Dedicated members of the Lake Windermere District Rod and Gun Club arrived early on August 24th to a spot along Walker Lane just off 13th Avenue in Invermere near club member Buzz Harmsworths home.
The men, sporting plastic boots and work pants, got out of their vehicles, surveyed the portion of Abel Creek they had come to restore, and got to work.
Throughout the day, the club executed their Abel Creek Fishery Enhancement Project, which has been in the works for two years. The goal was to clear a half-century-old structure that was blocking the creek, which was impeding the ability of Kokanee salmon and Rainbow trout to use the entire length of the creek, which continues up alongside Johnson Road, effectively as a spawning ground.
(The barrier) was there before the Second World War, Mr. Harmsworth said. The shed on the property was occupied by a veteran from the war.

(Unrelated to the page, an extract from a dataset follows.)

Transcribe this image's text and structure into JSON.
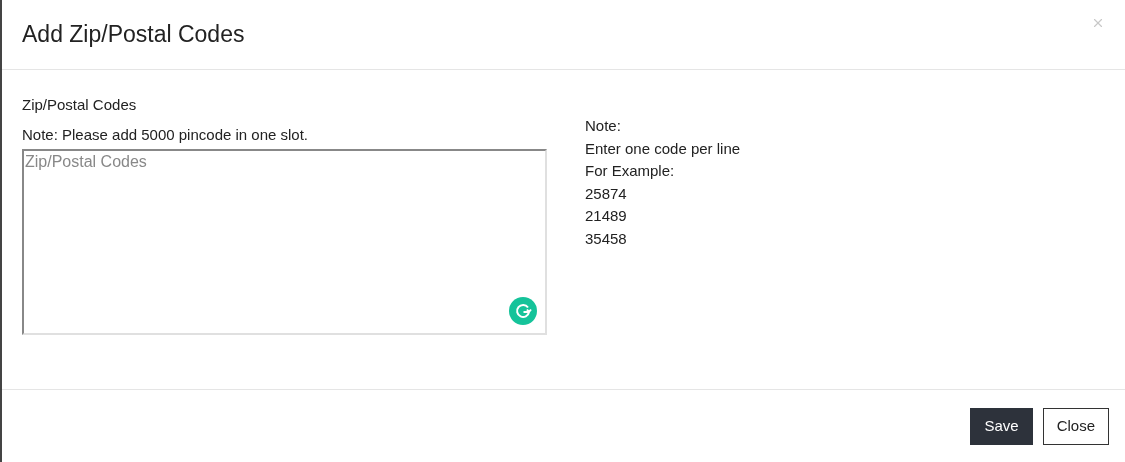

Currently, fish spawn below the barrier in the 885 metres of stream accessible to them, but they are blocked from accessing another 3,300 metres of usable habitat above the barrier.
According to club president Rick Hoar, removing the barrier will increase fish population.
Hopefully the Kokanee will come up past the old blockade, Mr. Hoar said. The Rainbow certainly will, because we have seen them at the edges of the site.
The fish have different preferences in terms of stream gradients. Kokanee are a low stream gradient fish, so they like the bottom end where it is nice and flat. Whether they want to go all the way along the creek or not, we will see, but we wanted to give them a chance.
Throughout the long day of work, the team was able to remove the barrier, thanks in part to funding from the Regional District of East Kootenays Kootenay Conservation Program ($5,000), and the Fisheries and Oceans Canadas Recreational Fisheries Conservation Partnerships Program ($11,000).
Once we had the money, we had to get the water permits, which we finally received just a week ago, Mr. Hoar said. It all went together really well.
Mr. Hoar said a conservation project like this one was a no-brainer for his club to pursue.
Our mandate is to promote wildlife re-habitation and to maintain habitat quality, Hoar said. The club is 96 years old and we have won national awards for our projects over the years.
The conductor for the days work was Alan Bates, an engineer who specializes in hydrology, channel geomorphology and river-based projects. He said the Abel Creek Fishery Enhancement Project was aided by the natural conditions of the creek.
It came together better than expected because there is good material down below, Mr. Bates said. You never know what is there until you start digging, but it is cleaning up nicely. There is clean gravel and rock as opposed to old mucky stuff.
Using his best guess, Mr. Bates said the old barrier was probably an irrigation dam at some point.
Hopefully we are making things better than they were, he said. I am glad we could clean up and restore things to their natural state a bit.
For the Rod and Gun Club, the other important aspect of the project is education, which is an ongoing goal.
The school teachers normally bring all the little people and they go all the way down to the lake to see the fish, Mr. Harmsworth said. Since this is in place, they can now come up here for viewing and learning.
At the site of the old barrier, the club has erected a sign outlining the areas significance for Kokanee salmon and Rainbow trout. Mr. Hoar said the sign is just the first step of what he hopes to establish to share information about local wildlife and the importance of protecting the valleys ecosystem.
We always thought about creating educational signs right from the lake to Abel Creek, Mr. Hoar said. We think this is a part of teaching the whole green process of getting the creek back on track.
Mr. Hoar said he is extremely happy with the work that has been done, but he knows a project like this is never quite completed.
Next, we will put in some vegetation, he said. We will be seeding the ground in the fall, then we will just continue to monitor it.